Records from a data source:
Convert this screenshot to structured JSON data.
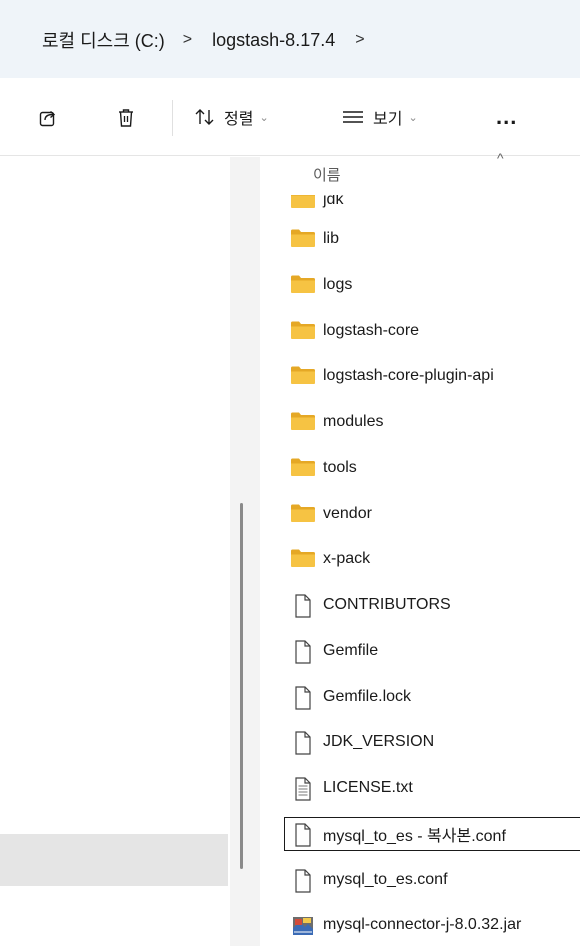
{
  "breadcrumb": {
    "items": [
      "로컬 디스크 (C:)",
      "logstash-8.17.4"
    ],
    "separator": ">"
  },
  "toolbar": {
    "share_icon": "share-icon",
    "delete_icon": "trash-icon",
    "sort_label": "정렬",
    "view_label": "보기",
    "more_label": "..."
  },
  "header": {
    "name_column": "이름"
  },
  "files": [
    {
      "name": "jdk",
      "type": "folder"
    },
    {
      "name": "lib",
      "type": "folder"
    },
    {
      "name": "logs",
      "type": "folder"
    },
    {
      "name": "logstash-core",
      "type": "folder"
    },
    {
      "name": "logstash-core-plugin-api",
      "type": "folder"
    },
    {
      "name": "modules",
      "type": "folder"
    },
    {
      "name": "tools",
      "type": "folder"
    },
    {
      "name": "vendor",
      "type": "folder"
    },
    {
      "name": "x-pack",
      "type": "folder"
    },
    {
      "name": "CONTRIBUTORS",
      "type": "file"
    },
    {
      "name": "Gemfile",
      "type": "file"
    },
    {
      "name": "Gemfile.lock",
      "type": "file"
    },
    {
      "name": "JDK_VERSION",
      "type": "file"
    },
    {
      "name": "LICENSE.txt",
      "type": "text"
    },
    {
      "name": "mysql_to_es - 복사본.conf",
      "type": "file",
      "selected": true
    },
    {
      "name": "mysql_to_es.conf",
      "type": "file"
    },
    {
      "name": "mysql-connector-j-8.0.32.jar",
      "type": "jar"
    }
  ],
  "colors": {
    "folder": "#f6c343",
    "folder_dark": "#e5a826",
    "breadcrumb_bg": "#eff4f9",
    "selection_bg": "#e5e5e5"
  }
}
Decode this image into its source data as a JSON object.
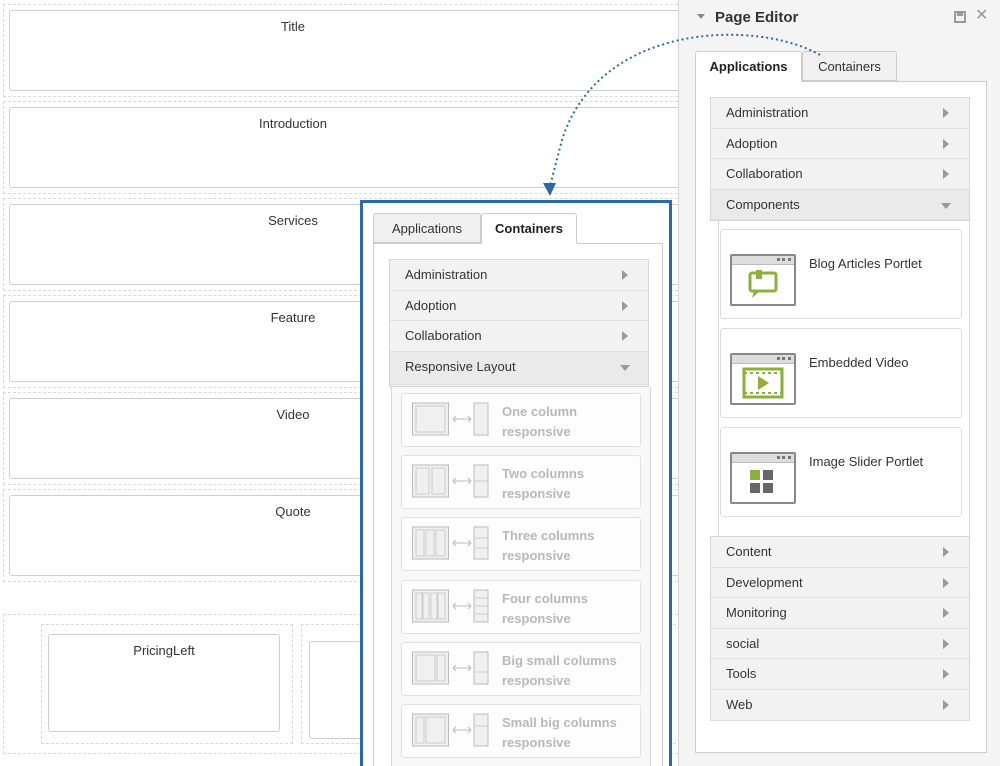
{
  "canvas": {
    "zones": [
      "Title",
      "Introduction",
      "Services",
      "Feature",
      "Video",
      "Quote"
    ],
    "pricing": {
      "left_label": "PricingLeft"
    }
  },
  "editor": {
    "title": "Page Editor",
    "tabs": {
      "applications": "Applications",
      "containers": "Containers"
    },
    "categories_top": [
      "Administration",
      "Adoption",
      "Collaboration"
    ],
    "open_category": "Components",
    "portlets": [
      "Blog Articles Portlet",
      "Embedded Video",
      "Image Slider Portlet"
    ],
    "categories_bottom": [
      "Content",
      "Development",
      "Monitoring",
      "social",
      "Tools",
      "Web"
    ]
  },
  "containers_panel": {
    "tabs": {
      "applications": "Applications",
      "containers": "Containers"
    },
    "categories": [
      "Administration",
      "Adoption",
      "Collaboration"
    ],
    "open_category": "Responsive Layout",
    "layouts": [
      {
        "line1": "One column",
        "line2": "responsive"
      },
      {
        "line1": "Two columns",
        "line2": "responsive"
      },
      {
        "line1": "Three columns",
        "line2": "responsive"
      },
      {
        "line1": "Four columns",
        "line2": "responsive"
      },
      {
        "line1": "Big small columns",
        "line2": "responsive"
      },
      {
        "line1": "Small big columns",
        "line2": "responsive"
      }
    ]
  },
  "colors": {
    "accent_blue": "#2e69a3",
    "portlet_green": "#8db03a"
  },
  "icons": [
    "collapse-icon",
    "save-icon",
    "close-icon",
    "chevron-right-icon",
    "chevron-down-icon",
    "blog-portlet-icon",
    "video-portlet-icon",
    "slider-portlet-icon",
    "layout-icon"
  ]
}
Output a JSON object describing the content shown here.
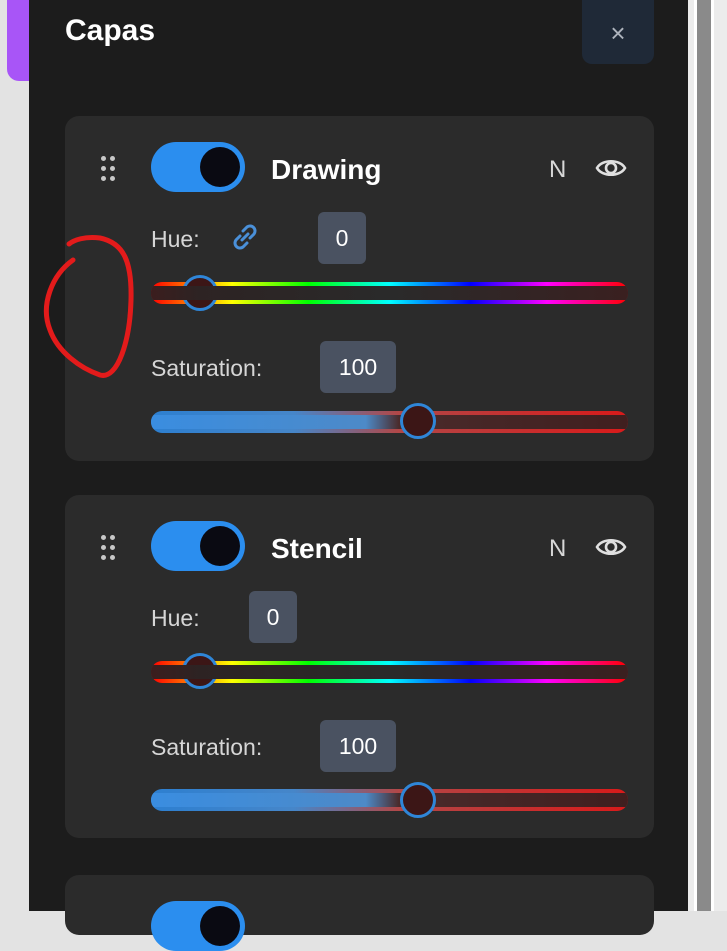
{
  "panel": {
    "title": "Capas",
    "close_label": "×"
  },
  "layers": [
    {
      "name": "Drawing",
      "enabled": true,
      "blend_mode": "N",
      "hue_label": "Hue:",
      "hue_value": "0",
      "hue_linked": true,
      "saturation_label": "Saturation:",
      "saturation_value": "100"
    },
    {
      "name": "Stencil",
      "enabled": true,
      "blend_mode": "N",
      "hue_label": "Hue:",
      "hue_value": "0",
      "hue_linked": false,
      "saturation_label": "Saturation:",
      "saturation_value": "100"
    },
    {
      "enabled": true
    }
  ],
  "colors": {
    "accent": "#2b8eef",
    "panel_bg": "#1c1c1c",
    "card_bg": "#2b2b2b",
    "sidebar_tab": "#a855f7",
    "annotation": "#e31b1b"
  },
  "icons": {
    "drag": "drag-handle-icon",
    "eye": "eye-icon",
    "link": "link-icon",
    "close": "close-icon"
  }
}
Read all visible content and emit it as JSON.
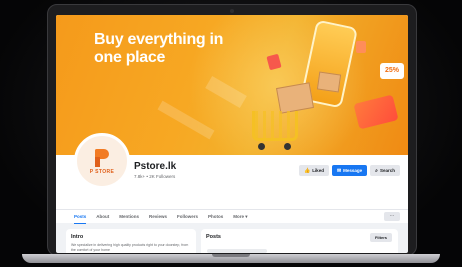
{
  "cover": {
    "headline": "Buy everything in one place",
    "sale_badge": "25%"
  },
  "logo": {
    "text": "P STORE"
  },
  "page": {
    "name": "Pstore.lk",
    "stats": "7.8k+ • 2K Followers"
  },
  "actions": {
    "liked_label": "Liked",
    "message_label": "Message",
    "search_label": "Search"
  },
  "tabs": [
    {
      "label": "Posts"
    },
    {
      "label": "About"
    },
    {
      "label": "Mentions"
    },
    {
      "label": "Reviews"
    },
    {
      "label": "Followers"
    },
    {
      "label": "Photos"
    },
    {
      "label": "More ▾"
    }
  ],
  "more_button": "···",
  "intro": {
    "heading": "Intro",
    "text": "We specialize in delivering high quality products right to your doorstep, from the comfort of your home"
  },
  "posts": {
    "heading": "Posts",
    "filters_label": "Filters"
  },
  "colors": {
    "accent": "#1877f2",
    "cover": "#f59a1b",
    "brand": "#f27b23"
  }
}
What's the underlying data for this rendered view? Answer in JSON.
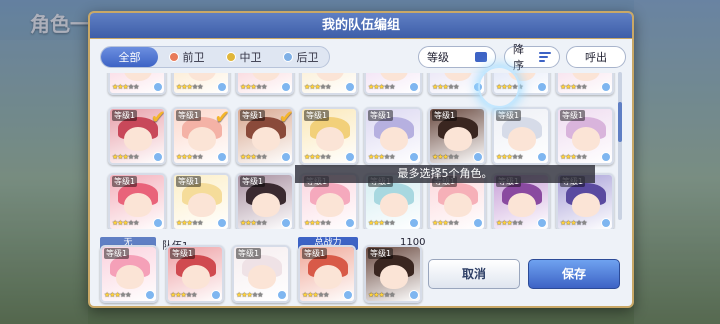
{
  "background": {
    "title": "角色一览"
  },
  "dialog": {
    "title": "我的队伍编组",
    "filters": [
      {
        "label": "全部",
        "active": true,
        "color": ""
      },
      {
        "label": "前卫",
        "active": false,
        "color": "#e87b5a"
      },
      {
        "label": "中卫",
        "active": false,
        "color": "#e0b63a"
      },
      {
        "label": "后卫",
        "active": false,
        "color": "#7fb0e6"
      }
    ],
    "level_label": "等级",
    "sort_label": "降序",
    "hide_label": "呼出",
    "toast": "最多选择5个角色。",
    "team_tag": "无",
    "team_name": "队伍1",
    "power_label": "总战力",
    "power_value": "1100",
    "cancel_label": "取消",
    "save_label": "保存",
    "level_text": "等级1"
  },
  "colors": {
    "header": "#3e5ea8",
    "accent": "#3d63c5",
    "gold": "#c9a867"
  },
  "grid": {
    "rows": [
      [
        {
          "hair": "#f29aa8",
          "bg": "#f7c6d6",
          "stars": 3,
          "selected": false
        },
        {
          "hair": "#f3c88a",
          "bg": "#fbe0b8",
          "stars": 3,
          "selected": false
        },
        {
          "hair": "#e58a9a",
          "bg": "#f6c0c8",
          "stars": 3,
          "selected": false
        },
        {
          "hair": "#f0d28f",
          "bg": "#f8e6bf",
          "stars": 3,
          "selected": false
        },
        {
          "hair": "#d6a0d8",
          "bg": "#ead1ef",
          "stars": 3,
          "selected": false
        },
        {
          "hair": "#b7b0d9",
          "bg": "#ddd6f0",
          "stars": 3,
          "selected": false
        },
        {
          "hair": "#9ab0e2",
          "bg": "#cfd9f3",
          "stars": 3,
          "selected": false
        },
        {
          "hair": "#e0a0c8",
          "bg": "#f2cfe2",
          "stars": 3,
          "selected": false
        }
      ],
      [
        {
          "hair": "#c8485a",
          "bg": "#e8a0aa",
          "stars": 3,
          "selected": true
        },
        {
          "hair": "#f4b2a6",
          "bg": "#fcd8cc",
          "stars": 3,
          "selected": true
        },
        {
          "hair": "#8a4a3a",
          "bg": "#d8a890",
          "stars": 3,
          "selected": true
        },
        {
          "hair": "#f2d07a",
          "bg": "#fbe8b8",
          "stars": 3,
          "selected": false
        },
        {
          "hair": "#b6b0e0",
          "bg": "#dcd8f2",
          "stars": 3,
          "selected": false
        },
        {
          "hair": "#3a2620",
          "bg": "#6a4a40",
          "stars": 3,
          "selected": false
        },
        {
          "hair": "#d6dbe8",
          "bg": "#eef0f6",
          "stars": 3,
          "selected": false
        },
        {
          "hair": "#d9b4dc",
          "bg": "#efdcf0",
          "stars": 3,
          "selected": false
        }
      ],
      [
        {
          "hair": "#e9637a",
          "bg": "#f4b0bc",
          "stars": 3,
          "selected": false
        },
        {
          "hair": "#f5dc9a",
          "bg": "#fcefc8",
          "stars": 3,
          "selected": false
        },
        {
          "hair": "#3a2a30",
          "bg": "#a890a0",
          "stars": 3,
          "selected": false
        },
        {
          "hair": "#f5a9bd",
          "bg": "#fbd6e0",
          "stars": 3,
          "selected": false
        },
        {
          "hair": "#a8d8e0",
          "bg": "#d4eef2",
          "stars": 3,
          "selected": false
        },
        {
          "hair": "#f6b0b8",
          "bg": "#fcd8dc",
          "stars": 3,
          "selected": false
        },
        {
          "hair": "#8a4aa0",
          "bg": "#c8a0d8",
          "stars": 3,
          "selected": false
        },
        {
          "hair": "#5a4aa0",
          "bg": "#a8a0d8",
          "stars": 3,
          "selected": false
        }
      ]
    ]
  },
  "team": [
    {
      "hair": "#f5a0b8",
      "bg": "#fbd2de",
      "stars": 3
    },
    {
      "hair": "#d04a50",
      "bg": "#eea0a4",
      "stars": 3
    },
    {
      "hair": "#efe2e6",
      "bg": "#f6eef0",
      "stars": 3
    },
    {
      "hair": "#d85a48",
      "bg": "#f0a898",
      "stars": 3
    },
    {
      "hair": "#3a2620",
      "bg": "#6a4a40",
      "stars": 3
    }
  ]
}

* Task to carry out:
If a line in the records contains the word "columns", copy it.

* Written response:
        "line1": "Two columns",
        "line1": "Three columns",
        "line1": "Four columns",
        "line1": "Big small columns",
        "line1": "Small big columns",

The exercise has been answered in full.